"This lab is focusing on the next generation of interactive manipulators," Fox said.
Nvidia moved to the lab in November, and since then operations have been increasing towards the goal of having 50 roboticists working on the site. At least 20 of those roboticists will be employees of Nvidia, and the rest will visit academic researchers and students, Fox said.
Today, the lab tables were filled with boxes of Cheez-It cookies and Domino sugar, plus cans of Spam and Campbell tomato soup. Those ingredients did not go into the dishes served in the open house (which included pizza and coconut shrimp, and they were quite tasty, by the way). Instead, boxes and cans are the ingredients for the laboratory's deep learning and computer vision experiments.
Fox and his teammates decided that a kitchen would be the best place to start testing the capabilities of their robots for image recognition, object manipulation and interaction with humans. So they went down to the Ikea store in Renton, Washington, and bought all the necessary equipment for a kitchen that would work. The test field is even equipped with a sink and an oven.
"Ultimately, we want to get a robot that can cook a meal with you, or that can only talk to him and tell the robot what he wants to do," Fox said. "Get me the sugar box." & # 39; and you tell the robot that it's in the third drawer on the left … and the robot can do that. "

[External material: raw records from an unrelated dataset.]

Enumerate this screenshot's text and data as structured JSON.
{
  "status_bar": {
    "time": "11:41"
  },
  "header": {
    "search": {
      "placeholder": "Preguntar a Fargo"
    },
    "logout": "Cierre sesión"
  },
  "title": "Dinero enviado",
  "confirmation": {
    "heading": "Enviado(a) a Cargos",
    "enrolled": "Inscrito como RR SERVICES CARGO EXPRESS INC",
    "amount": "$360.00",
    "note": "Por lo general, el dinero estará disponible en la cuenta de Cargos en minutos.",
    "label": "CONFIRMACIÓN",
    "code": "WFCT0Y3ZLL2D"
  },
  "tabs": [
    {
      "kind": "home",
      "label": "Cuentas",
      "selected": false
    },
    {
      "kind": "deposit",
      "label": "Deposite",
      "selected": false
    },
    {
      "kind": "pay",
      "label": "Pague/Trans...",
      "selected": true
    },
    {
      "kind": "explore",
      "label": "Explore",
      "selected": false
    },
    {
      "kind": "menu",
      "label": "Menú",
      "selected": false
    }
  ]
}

Teaching robots to recognize a box of sugar or a can of soup is not as easy as it seems. The Nvidia system takes advantage of machine learning, analyzing images of kitchen items in a wide variety of random poses and lighting conditions.
"We can only train on synthetic data and get results that work in the real world," said Stan Birchfield, a senior research scientist at Nvidia.
The kitchen manipulator robot that is being developed in the Seattle lab uses the Nvidia Jetson platform for navigation, and real-time inference for processing and handling on Nvidia Titan GPUs. The robotic perception system was trained using the PyTorch deep learning framework accelerated by cuDNN.
All the results of the laboratory experiments will be published openly, with the aim of creating a type of operating system that can be used in a wide range of robots.
Finally, Nvidia intends to create specialized software or hardware packages that come pre-programmed to perform kitchen tasks, and add to their knowledge base by observing what human cooks do. Fox said that models of 3-D computer kitchen environments, or any domestic environment, could become standard applications that are delivered every time someone moves into a new house or remodels an old one.
"You buy your kitchen plus the model, and let's say you already have your robot," Fox said. "Load it to the robot, and your robot will know about the kitchen."
But the fruits of Seattle laboratory studies will not be found only in the kitchens of the future. Someday, personal robots could take on delicate tasks such as shaving people with disabilities, helping older people who would otherwise have to move out of their homes or doing jobs that human workers would rather not do. Nvidia's robotic research could help make this happen.
"There are so many interesting things that we could sneak away in our search for a general artificial intelligence robot. "For example, it is very likely that in the near future you will have 'exo-vehicles' around you, be it an exoskeleton or an exo-something that helps people with disabilities, or help us to be stronger. than us, "Huang said.
"It is very likely that in the future, manufacturing robots do not have to be programmed, that somehow they learn by observing us, or learn by imitation, or learn in general what their objectives are," he added.
So, did Huang's tour of the Seattle lab and his encounter with the robotic hand generate ideas for the new Nvidia products? "I have many ideas for new products," he said with a sly smile. "I'll tell you about them at GTC."
For what it's worth, 10 weeks are left for the Nvidia GPU Technology Conference, also known as GTC.